╭─ RECORDS PROVIDED

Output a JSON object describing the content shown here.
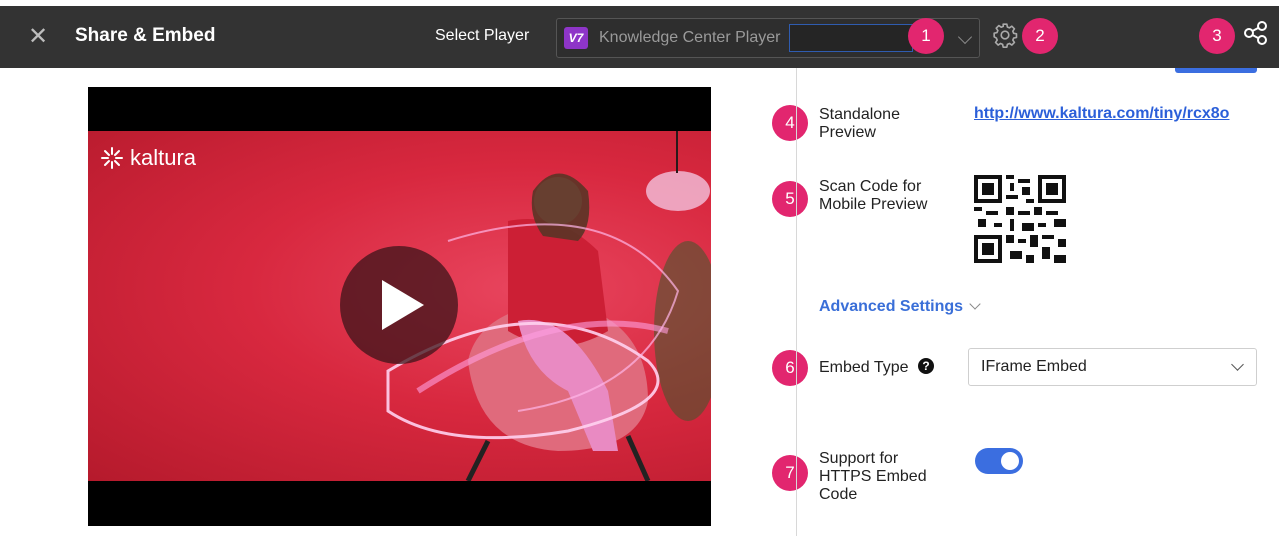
{
  "header": {
    "close_icon": "close-icon",
    "title": "Share & Embed",
    "select_player_label": "Select Player",
    "player_badge": "V7",
    "player_name": "Knowledge Center Player",
    "settings_icon": "gear-icon",
    "share_icon": "share-icon"
  },
  "callouts": [
    "1",
    "2",
    "3",
    "4",
    "5",
    "6",
    "7"
  ],
  "video": {
    "logo_text": "kaltura",
    "play_icon": "play-icon"
  },
  "preview": {
    "standalone_label": "Standalone Preview",
    "standalone_url": "http://www.kaltura.com/tiny/rcx8o",
    "scan_label": "Scan Code for Mobile Preview"
  },
  "advanced": {
    "label": "Advanced Settings"
  },
  "embed": {
    "type_label": "Embed Type",
    "type_value": "IFrame Embed",
    "https_label": "Support for HTTPS Embed Code",
    "https_enabled": true
  },
  "colors": {
    "accent": "#3b6ee0",
    "callout": "#e2266f",
    "topbar": "#333333"
  }
}
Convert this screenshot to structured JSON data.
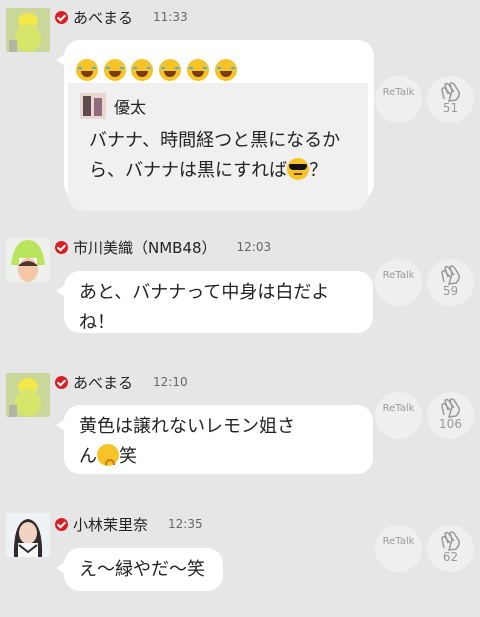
{
  "messages": [
    {
      "author": "あべまる",
      "time": "11:33",
      "emoji_row": [
        "laughing-crying",
        "laughing-crying",
        "laughing-crying",
        "laughing-crying",
        "laughing-crying",
        "laughing-crying"
      ],
      "quote": {
        "author": "優太",
        "text_line1": "バナナ、時間経つと黒になるか",
        "text_line2a": "ら、バナナは黒にすれば",
        "text_line2_emoji": "sunglasses-face",
        "text_line2b": "？"
      },
      "retalk": "ReTalk",
      "claps": "51"
    },
    {
      "author": "市川美織（NMB48）",
      "time": "12:03",
      "text_line1": "あと、バナナって中身は白だよ",
      "text_line2": "ね！",
      "retalk": "ReTalk",
      "claps": "59"
    },
    {
      "author": "あべまる",
      "time": "12:10",
      "text_line1": "黄色は譲れないレモン姐さ",
      "text_line2a": "ん",
      "text_line2_emoji": "pouting-face",
      "text_line2b": "笑",
      "retalk": "ReTalk",
      "claps": "106"
    },
    {
      "author": "小林茉里奈",
      "time": "12:35",
      "text_line1": "え〜緑やだ〜笑",
      "retalk": "ReTalk",
      "claps": "62"
    }
  ],
  "colors": {
    "background": "#e6e6e6",
    "bubble": "#ffffff",
    "quote": "#f0f0f0",
    "verified": "#d91f26",
    "button": "#efefef"
  }
}
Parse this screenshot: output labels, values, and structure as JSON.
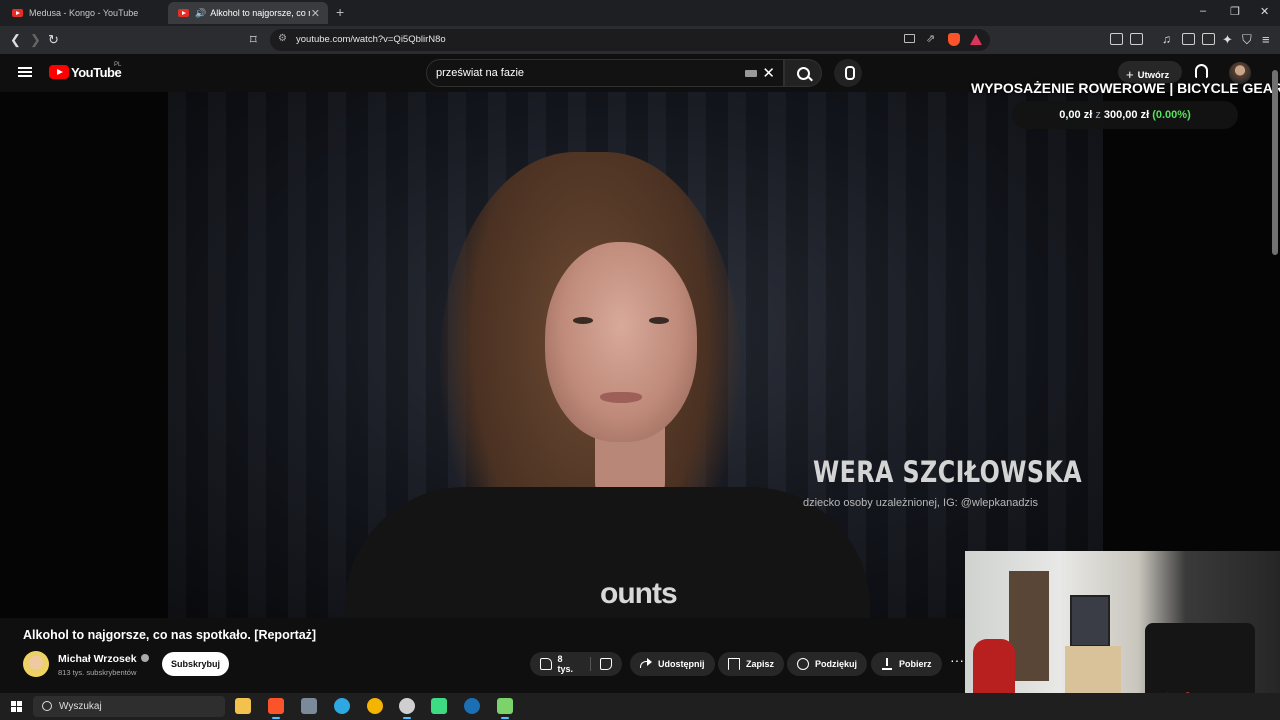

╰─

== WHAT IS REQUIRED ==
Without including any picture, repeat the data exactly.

== SOLUTION FOR THIS TASK ==
Output a JSON object describing the content shown here.
{
  "header": {
    "close_icon": "close-icon",
    "title": "Share & Embed",
    "select_player_label": "Select Player",
    "player_badge": "V7",
    "player_name": "Knowledge Center Player",
    "settings_icon": "gear-icon",
    "share_icon": "share-icon"
  },
  "callouts": [
    "1",
    "2",
    "3",
    "4",
    "5",
    "6",
    "7"
  ],
  "video": {
    "logo_text": "kaltura",
    "play_icon": "play-icon"
  },
  "preview": {
    "standalone_label": "Standalone Preview",
    "standalone_url": "http://www.kaltura.com/tiny/rcx8o",
    "scan_label": "Scan Code for Mobile Preview"
  },
  "advanced": {
    "label": "Advanced Settings"
  },
  "embed": {
    "type_label": "Embed Type",
    "type_value": "IFrame Embed",
    "https_label": "Support for HTTPS Embed Code",
    "https_enabled": true
  },
  "colors": {
    "accent": "#3b6ee0",
    "callout": "#e2266f",
    "topbar": "#333333"
  }
}
Convert this screenshot to structured JSON data.
{
  "messages": [
    {
      "author": "あべまる",
      "time": "11:33",
      "emoji_row": [
        "laughing-crying",
        "laughing-crying",
        "laughing-crying",
        "laughing-crying",
        "laughing-crying",
        "laughing-crying"
      ],
      "quote": {
        "author": "優太",
        "text_line1": "バナナ、時間経つと黒になるか",
        "text_line2a": "ら、バナナは黒にすれば",
        "text_line2_emoji": "sunglasses-face",
        "text_line2b": "？"
      },
      "retalk": "ReTalk",
      "claps": "51"
    },
    {
      "author": "市川美織（NMB48）",
      "time": "12:03",
      "text_line1": "あと、バナナって中身は白だよ",
      "text_line2": "ね！",
      "retalk": "ReTalk",
      "claps": "59"
    },
    {
      "author": "あべまる",
      "time": "12:10",
      "text_line1": "黄色は譲れないレモン姐さ",
      "text_line2a": "ん",
      "text_line2_emoji": "pouting-face",
      "text_line2b": "笑",
      "retalk": "ReTalk",
      "claps": "106"
    },
    {
      "author": "小林茉里奈",
      "time": "12:35",
      "text_line1": "え〜緑やだ〜笑",
      "retalk": "ReTalk",
      "claps": "62"
    }
  ],
  "colors": {
    "background": "#e6e6e6",
    "bubble": "#ffffff",
    "quote": "#f0f0f0",
    "verified": "#d91f26",
    "button": "#efefef"
  }
}
Parse this screenshot: output labels, values, and structure as JSON.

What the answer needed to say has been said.